> **WHAT IS EXPECTED**:
Read through the data and count the lines that contain the string "name"; give only the result.

Items from a dataset
- Opening Delimiter -

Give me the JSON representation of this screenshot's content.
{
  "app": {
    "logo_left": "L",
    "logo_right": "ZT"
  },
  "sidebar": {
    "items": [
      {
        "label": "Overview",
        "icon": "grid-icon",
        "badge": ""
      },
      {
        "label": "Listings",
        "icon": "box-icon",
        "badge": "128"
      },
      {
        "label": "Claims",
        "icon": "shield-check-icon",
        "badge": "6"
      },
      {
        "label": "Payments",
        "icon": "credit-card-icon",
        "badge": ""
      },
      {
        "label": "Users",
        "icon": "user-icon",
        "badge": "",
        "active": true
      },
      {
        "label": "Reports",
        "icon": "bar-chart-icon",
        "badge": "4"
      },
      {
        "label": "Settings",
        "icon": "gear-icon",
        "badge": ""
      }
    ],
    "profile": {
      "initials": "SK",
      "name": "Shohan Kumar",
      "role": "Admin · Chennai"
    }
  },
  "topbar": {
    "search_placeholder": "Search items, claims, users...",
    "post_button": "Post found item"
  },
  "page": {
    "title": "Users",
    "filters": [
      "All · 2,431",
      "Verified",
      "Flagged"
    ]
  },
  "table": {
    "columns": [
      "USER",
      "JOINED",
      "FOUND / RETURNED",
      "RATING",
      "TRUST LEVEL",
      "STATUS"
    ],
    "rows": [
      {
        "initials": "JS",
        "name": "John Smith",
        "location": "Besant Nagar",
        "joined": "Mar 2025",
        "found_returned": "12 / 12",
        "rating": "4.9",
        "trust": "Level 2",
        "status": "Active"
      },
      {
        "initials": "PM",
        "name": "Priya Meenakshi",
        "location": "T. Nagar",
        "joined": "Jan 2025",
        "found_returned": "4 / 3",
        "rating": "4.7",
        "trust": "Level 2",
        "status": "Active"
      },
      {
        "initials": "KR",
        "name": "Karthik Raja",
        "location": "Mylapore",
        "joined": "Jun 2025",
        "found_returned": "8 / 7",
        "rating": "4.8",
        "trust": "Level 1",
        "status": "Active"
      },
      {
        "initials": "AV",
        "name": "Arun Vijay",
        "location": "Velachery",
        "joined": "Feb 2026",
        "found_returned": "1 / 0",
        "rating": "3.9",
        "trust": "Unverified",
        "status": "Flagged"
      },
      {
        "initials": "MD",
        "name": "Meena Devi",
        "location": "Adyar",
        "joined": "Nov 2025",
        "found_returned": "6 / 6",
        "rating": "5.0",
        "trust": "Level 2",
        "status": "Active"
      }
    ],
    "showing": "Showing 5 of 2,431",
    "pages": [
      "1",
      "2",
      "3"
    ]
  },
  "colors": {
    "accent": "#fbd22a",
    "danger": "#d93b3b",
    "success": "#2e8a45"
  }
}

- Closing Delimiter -

> **YOUR SOLUTION**:
6